=== WHAT YOU HAVE TO DO ===
For each line below with the word "addons", write out a copy.

[Items listed in a dataset]
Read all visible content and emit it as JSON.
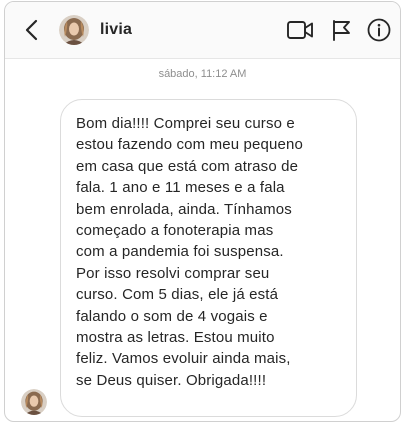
{
  "header": {
    "back_icon": "chevron-left-icon",
    "username": "livia",
    "actions": [
      "video-call-icon",
      "flag-icon",
      "info-icon"
    ]
  },
  "thread": {
    "timestamp": "sábado, 11:12 AM",
    "message": {
      "text": "Bom dia!!!! Comprei seu curso e\nestou fazendo com meu pequeno\nem casa que está com atraso de\nfala. 1 ano e 11 meses e a fala\nbem enrolada, ainda. Tínhamos\ncomeçado a fonoterapia mas\ncom a pandemia foi suspensa.\nPor isso resolvi comprar seu\ncurso. Com 5 dias, ele já está\nfalando o som de 4 vogais e\nmostra as letras. Estou muito\nfeliz. Vamos evoluir ainda mais,\nse Deus quiser. Obrigada!!!!"
    }
  },
  "colors": {
    "text": "#262626",
    "muted": "#8e8e8e",
    "border": "#dbdbdb",
    "header_bg": "#fafafa"
  }
}
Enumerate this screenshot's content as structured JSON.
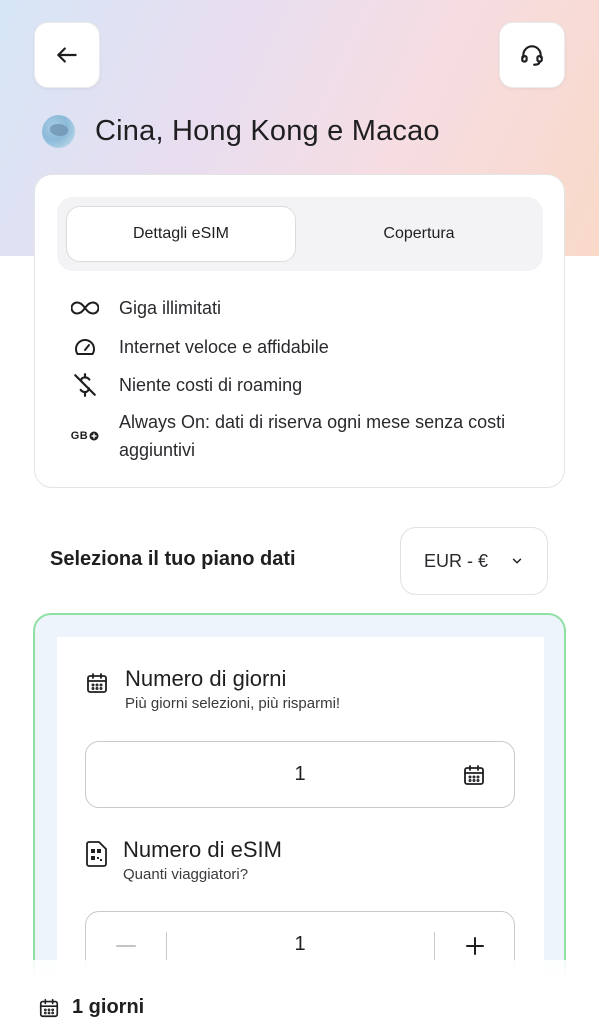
{
  "header": {
    "back_icon": "arrow-left-icon",
    "support_icon": "headset-icon",
    "title": "Cina, Hong Kong e Macao",
    "flag_icon": "globe-region-icon"
  },
  "tabs": {
    "active": "Dettagli eSIM",
    "inactive": "Copertura"
  },
  "features": [
    {
      "icon": "infinity-icon",
      "text": "Giga illimitati"
    },
    {
      "icon": "speedometer-icon",
      "text": "Internet veloce e affidabile"
    },
    {
      "icon": "no-dollar-icon",
      "text": "Niente costi di roaming"
    },
    {
      "icon": "gb-plus-icon",
      "icon_text": "GB",
      "text": "Always On: dati di riserva ogni mese senza costi aggiuntivi"
    }
  ],
  "plan": {
    "label": "Seleziona il tuo piano dati",
    "currency": "EUR - €"
  },
  "days": {
    "title": "Numero di giorni",
    "subtitle": "Più giorni selezioni, più risparmi!",
    "value": "1"
  },
  "esims": {
    "title": "Numero di eSIM",
    "subtitle": "Quanti viaggiatori?",
    "value": "1"
  },
  "footer": {
    "summary": "1 giorni"
  },
  "colors": {
    "selected_border": "#8ee0a3",
    "hero_gradient_start": "#d6e6f6",
    "hero_gradient_end": "#f9d9c8"
  }
}
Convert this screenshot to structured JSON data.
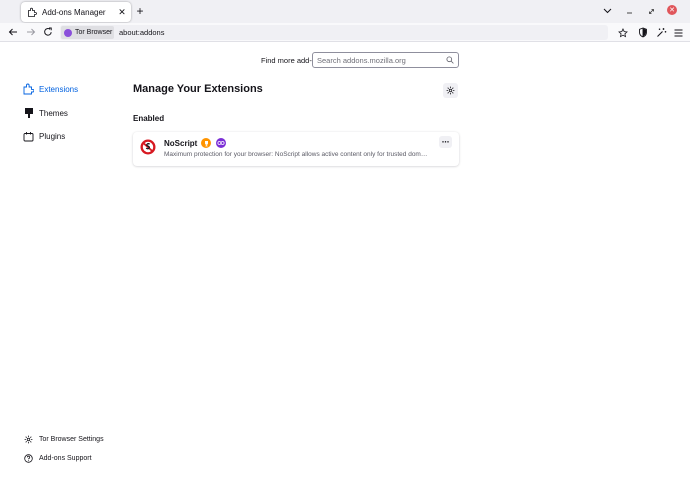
{
  "browser": {
    "tab_title": "Add-ons Manager",
    "identity_label": "Tor Browser",
    "url": "about:addons",
    "colors": {
      "accent": "#0061e0",
      "tor_purple": "#8a4fdb",
      "close_red": "#e0565b"
    }
  },
  "header": {
    "find_more_label": "Find more add-ons",
    "search_placeholder": "Search addons.mozilla.org"
  },
  "sidebar": {
    "categories": [
      {
        "label": "Extensions",
        "icon": "puzzle-icon",
        "selected": true
      },
      {
        "label": "Themes",
        "icon": "brush-icon",
        "selected": false
      },
      {
        "label": "Plugins",
        "icon": "plugin-icon",
        "selected": false
      }
    ],
    "footer": [
      {
        "label": "Tor Browser Settings",
        "icon": "gear-icon"
      },
      {
        "label": "Add-ons Support",
        "icon": "help-icon"
      }
    ]
  },
  "main": {
    "heading": "Manage Your Extensions",
    "section_enabled": "Enabled",
    "addons": [
      {
        "name": "NoScript",
        "description": "Maximum protection for your browser: NoScript allows active content only for trusted dom…",
        "badges": [
          "recommended-badge-icon",
          "private-browsing-badge-icon"
        ]
      }
    ]
  }
}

=== ANSWER BELOW ===
    "url": "about:addons",
    "search_placeholder": "Search addons.mozilla.org"
    "addons": [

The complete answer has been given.